"I know it sounds bad, but honestly, at this point I'm like, I really don't care what my ranking is," Wozniacki said. "Because if I'm not in the top five, I feel like it's not where I want to be, so at that point, whether I'm 20 in the world or 100 in the world, it doesn't matter because I'm going to play the same people anyway.

"The main thing is that when I'm on court I have to believe in myself. That's what I care about, that I know that I can do it. I know I can beat anyone. I think it just sucks for some of the other players who have to play me early."

She hadn't won a match at a major in 2016 until arriving in New York. She lost in the US Open finals in 2009 against Kim Clijsters and in 2014 against Serena Williams.

With Kerber making the quarters, Williams will need to advance to the final to retain the No. 1 ranking.

On Sunday, Wozniacki made only seven unforced errors, 26 fewer than Keys.

Wozniacki will next play Anastasija Sevastova, who posted her second big upset of the tournament by beating 13th-seeded Johanna Konta 6-4, 7-5 to become the first Latvian woman to make the final eight at a Grand Slam since Larisa Savchenko in 1994.

"I still cannot believe it," she said. "Mentally I'm spent.

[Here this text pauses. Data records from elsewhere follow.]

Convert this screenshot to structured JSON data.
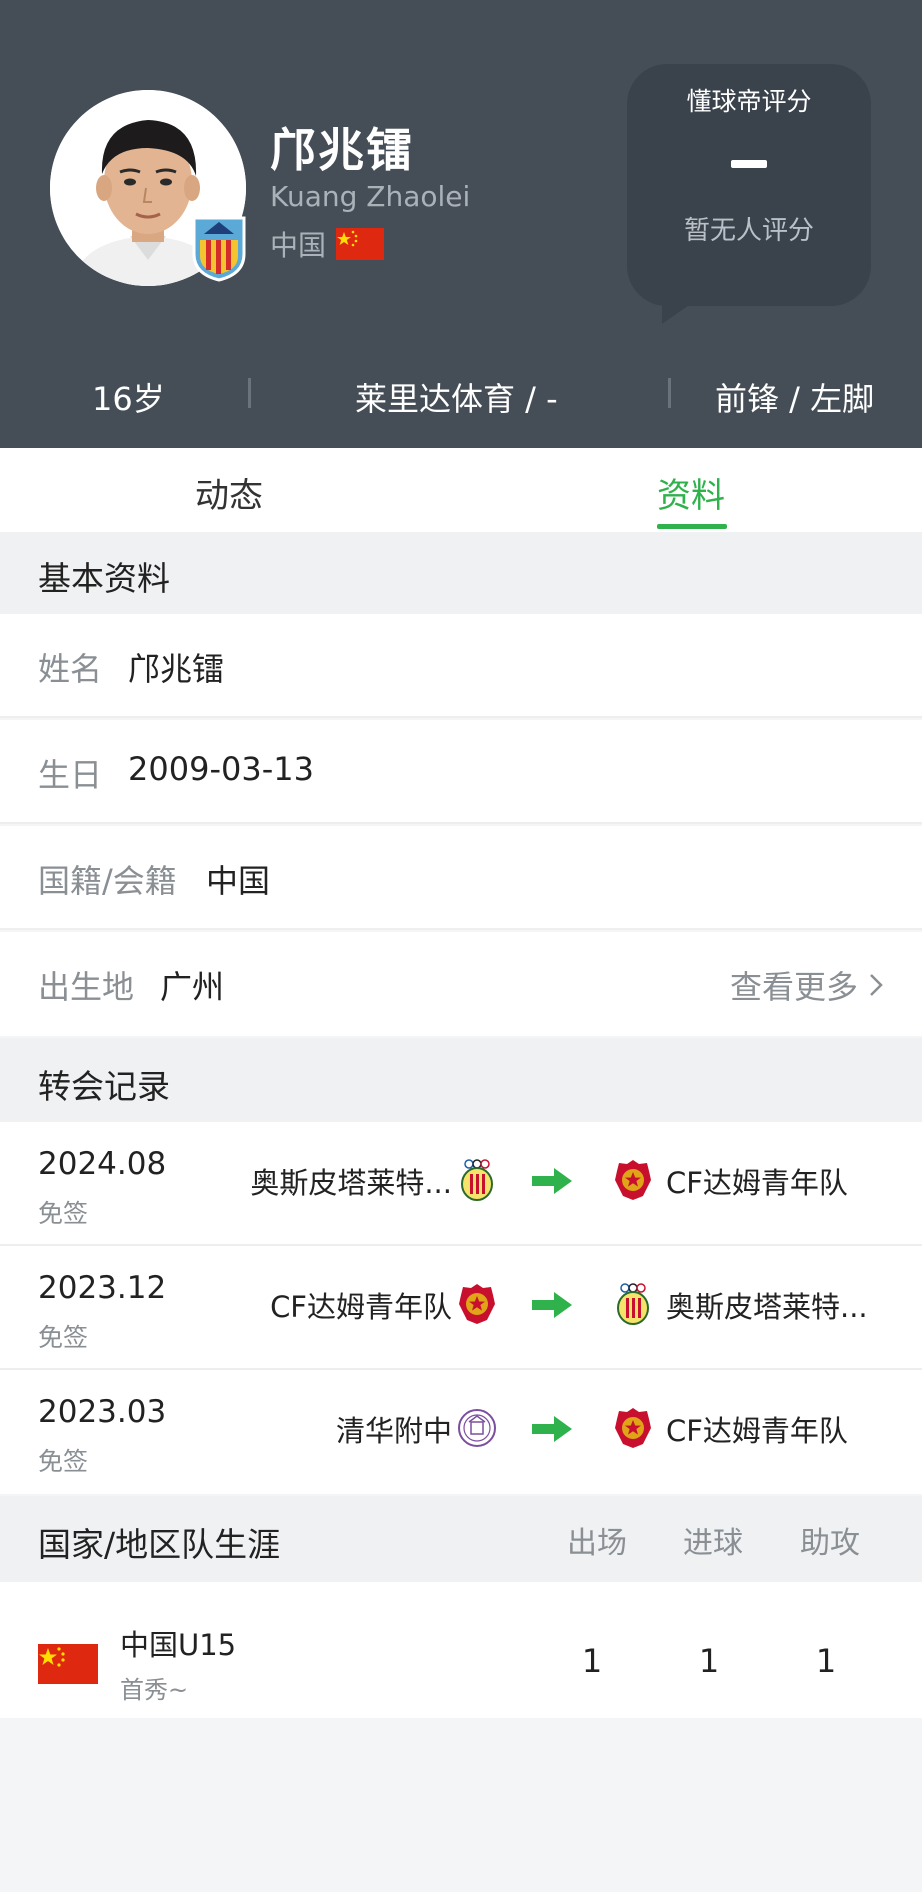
{
  "header": {
    "name": "邝兆镭",
    "name_en": "Kuang Zhaolei",
    "nationality": "中国",
    "rating": {
      "title": "懂球帝评分",
      "value": "-",
      "subtitle": "暂无人评分"
    },
    "stats": {
      "age": "16岁",
      "club": "莱里达体育 / -",
      "position": "前锋 / 左脚"
    }
  },
  "tabs": [
    {
      "label": "动态",
      "active": false
    },
    {
      "label": "资料",
      "active": true
    }
  ],
  "basic": {
    "section_title": "基本资料",
    "rows": [
      {
        "label": "姓名",
        "value": "邝兆镭"
      },
      {
        "label": "生日",
        "value": "2009-03-13"
      },
      {
        "label": "国籍/会籍",
        "value": "中国"
      },
      {
        "label": "出生地",
        "value": "广州"
      }
    ],
    "more_label": "查看更多"
  },
  "transfers": {
    "section_title": "转会记录",
    "rows": [
      {
        "date": "2024.08",
        "type": "免签",
        "from": "奥斯皮塔莱特...",
        "to": "CF达姆青年队"
      },
      {
        "date": "2023.12",
        "type": "免签",
        "from": "CF达姆青年队",
        "to": "奥斯皮塔莱特..."
      },
      {
        "date": "2023.03",
        "type": "免签",
        "from": "清华附中",
        "to": "CF达姆青年队"
      }
    ]
  },
  "national": {
    "section_title": "国家/地区队生涯",
    "columns": [
      "出场",
      "进球",
      "助攻"
    ],
    "rows": [
      {
        "team": "中国U15",
        "note": "首秀~",
        "apps": "1",
        "goals": "1",
        "assists": "1"
      }
    ]
  },
  "colors": {
    "header_bg": "#454e57",
    "accent_green": "#2fb24c",
    "flag_red": "#de2910"
  }
}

Totally spent. But it's amazing."

Sevastova's previous best showing at a major was the round of 16 in the 2011 Australian Open. But after a series of injuries that drained the fun out of tennis, she retired in 2013.

During her break of nearly two years, Sevastova took classes in Austria in "leisure management" -- studying accounting and marketing in hopes of perhaps going into sports management.

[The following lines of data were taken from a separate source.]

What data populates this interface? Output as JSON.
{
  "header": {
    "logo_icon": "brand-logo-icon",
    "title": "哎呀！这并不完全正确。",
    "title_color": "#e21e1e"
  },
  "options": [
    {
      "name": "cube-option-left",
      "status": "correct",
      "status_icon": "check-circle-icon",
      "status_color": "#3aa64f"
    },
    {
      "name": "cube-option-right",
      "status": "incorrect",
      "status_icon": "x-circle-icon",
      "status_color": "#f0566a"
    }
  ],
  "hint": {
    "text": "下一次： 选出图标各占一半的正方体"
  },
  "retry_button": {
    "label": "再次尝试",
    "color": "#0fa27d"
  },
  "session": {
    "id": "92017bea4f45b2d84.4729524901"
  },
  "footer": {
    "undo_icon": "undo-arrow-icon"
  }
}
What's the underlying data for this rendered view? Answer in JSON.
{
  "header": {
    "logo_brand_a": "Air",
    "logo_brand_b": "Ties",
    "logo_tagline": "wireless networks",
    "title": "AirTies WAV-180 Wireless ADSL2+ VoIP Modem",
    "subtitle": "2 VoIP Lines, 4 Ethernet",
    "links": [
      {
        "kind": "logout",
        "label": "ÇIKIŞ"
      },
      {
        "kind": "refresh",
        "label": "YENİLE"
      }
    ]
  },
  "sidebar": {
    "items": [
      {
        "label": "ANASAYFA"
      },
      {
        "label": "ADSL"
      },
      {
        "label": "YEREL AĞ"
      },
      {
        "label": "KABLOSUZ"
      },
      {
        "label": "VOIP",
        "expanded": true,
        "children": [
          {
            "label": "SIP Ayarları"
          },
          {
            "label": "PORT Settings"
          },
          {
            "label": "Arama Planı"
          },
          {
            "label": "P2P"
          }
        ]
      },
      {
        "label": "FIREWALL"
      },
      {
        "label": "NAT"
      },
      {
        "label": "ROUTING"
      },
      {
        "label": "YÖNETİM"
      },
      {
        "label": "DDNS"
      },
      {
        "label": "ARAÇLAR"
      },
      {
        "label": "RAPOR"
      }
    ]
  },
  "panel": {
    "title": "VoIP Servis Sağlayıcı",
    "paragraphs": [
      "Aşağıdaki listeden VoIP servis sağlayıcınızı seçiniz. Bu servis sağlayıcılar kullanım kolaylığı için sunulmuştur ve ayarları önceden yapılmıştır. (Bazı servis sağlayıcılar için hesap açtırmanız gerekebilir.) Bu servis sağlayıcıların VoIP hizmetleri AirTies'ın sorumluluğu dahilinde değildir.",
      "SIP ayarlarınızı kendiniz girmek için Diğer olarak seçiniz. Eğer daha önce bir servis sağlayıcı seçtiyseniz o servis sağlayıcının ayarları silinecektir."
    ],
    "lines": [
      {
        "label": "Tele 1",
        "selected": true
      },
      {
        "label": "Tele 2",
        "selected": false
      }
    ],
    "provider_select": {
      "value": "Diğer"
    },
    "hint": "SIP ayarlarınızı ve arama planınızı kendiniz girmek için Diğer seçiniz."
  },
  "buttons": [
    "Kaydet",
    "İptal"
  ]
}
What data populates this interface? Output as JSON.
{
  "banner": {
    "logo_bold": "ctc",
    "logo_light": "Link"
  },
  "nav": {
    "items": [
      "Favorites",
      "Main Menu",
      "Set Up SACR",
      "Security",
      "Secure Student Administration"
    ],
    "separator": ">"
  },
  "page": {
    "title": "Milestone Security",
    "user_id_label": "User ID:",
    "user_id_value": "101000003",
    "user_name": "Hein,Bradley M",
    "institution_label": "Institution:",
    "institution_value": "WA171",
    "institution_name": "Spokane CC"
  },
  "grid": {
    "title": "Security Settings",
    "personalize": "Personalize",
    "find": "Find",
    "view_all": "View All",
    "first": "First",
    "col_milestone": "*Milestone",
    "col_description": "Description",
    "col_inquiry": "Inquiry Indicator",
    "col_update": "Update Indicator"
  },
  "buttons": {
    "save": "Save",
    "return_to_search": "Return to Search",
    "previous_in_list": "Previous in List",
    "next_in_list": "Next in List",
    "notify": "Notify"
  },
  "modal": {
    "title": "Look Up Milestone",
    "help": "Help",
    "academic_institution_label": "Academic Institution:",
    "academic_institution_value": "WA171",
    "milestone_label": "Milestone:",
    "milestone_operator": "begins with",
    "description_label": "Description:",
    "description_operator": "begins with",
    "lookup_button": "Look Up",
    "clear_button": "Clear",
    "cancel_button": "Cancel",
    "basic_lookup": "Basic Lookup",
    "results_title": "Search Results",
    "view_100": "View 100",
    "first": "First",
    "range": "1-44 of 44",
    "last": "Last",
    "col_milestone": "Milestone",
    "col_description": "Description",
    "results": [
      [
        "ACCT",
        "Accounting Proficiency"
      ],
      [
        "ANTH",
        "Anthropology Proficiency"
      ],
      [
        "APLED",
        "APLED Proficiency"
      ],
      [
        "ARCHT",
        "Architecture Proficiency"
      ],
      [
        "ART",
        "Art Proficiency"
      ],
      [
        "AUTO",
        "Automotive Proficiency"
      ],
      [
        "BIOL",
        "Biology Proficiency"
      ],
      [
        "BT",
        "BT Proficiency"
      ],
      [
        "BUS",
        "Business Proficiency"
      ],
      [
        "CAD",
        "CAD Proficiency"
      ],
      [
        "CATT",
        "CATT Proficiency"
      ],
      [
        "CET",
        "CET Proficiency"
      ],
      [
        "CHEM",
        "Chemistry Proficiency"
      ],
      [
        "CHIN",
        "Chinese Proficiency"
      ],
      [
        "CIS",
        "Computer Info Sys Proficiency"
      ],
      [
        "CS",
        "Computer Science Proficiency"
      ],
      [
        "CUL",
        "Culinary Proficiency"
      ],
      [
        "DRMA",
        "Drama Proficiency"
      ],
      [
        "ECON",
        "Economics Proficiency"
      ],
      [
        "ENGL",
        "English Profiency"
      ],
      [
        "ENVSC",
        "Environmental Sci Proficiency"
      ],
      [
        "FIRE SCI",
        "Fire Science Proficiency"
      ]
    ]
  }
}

When her health improved, she came out of retirement at the start of last season, never expecting she'd be making a deep run at a Grand Slam so soon.

She's more mature, both mentally and physically, Sevastova said. And it also helped that "I saw that there is life without tennis."

As in her second-round upset of third-seeded Garbine Muguruza, Sevastova wobbled under the pressure at first, failing to serve out the match. But as in that victory over the French Open champ, she finally closed out the win with a service break.

Sevastova broke Konta seven times in 11 service games.

"In the end I just stop thinking and I just try to play tennis," Sevastova said.

In the evening match, Angelique Kerber beat two-time Wimbledon champ Petra Kvitova 6-3, 7-5.

Kerber, the tournament's second-seeded player, was content to run Kvitova around the court and wait for her to make mistakes.

The Australian Open champ had only eight winners, but that was just fine in light of Kvitova's 43 unforced errors. She also had seven double faults -- the last on match point.

Kerber will face off against seventh-seeded Roberta Vinci, last year's US Open runner-up, who beat 99th-ranked Lesia Tsurenko 7-6 (5), 6-2.

Vinci has never reached the quarters at any of the other three Grand Slams, but she has now done it four times at Flushing Meadows.

She made her first major final here last year at age 32, stunning Serena Williams in the semis to thwart the American's Grand Slam bid.

Vinci has been bothered by an injured left Achilles tendon and struggled physically at times Sunday.

Exhausted after the match, she had tears in her eyes. The 27-year-old Tsurenko had never been past the third round at a major before this tournament.

Information from The Associated Press was used in this report.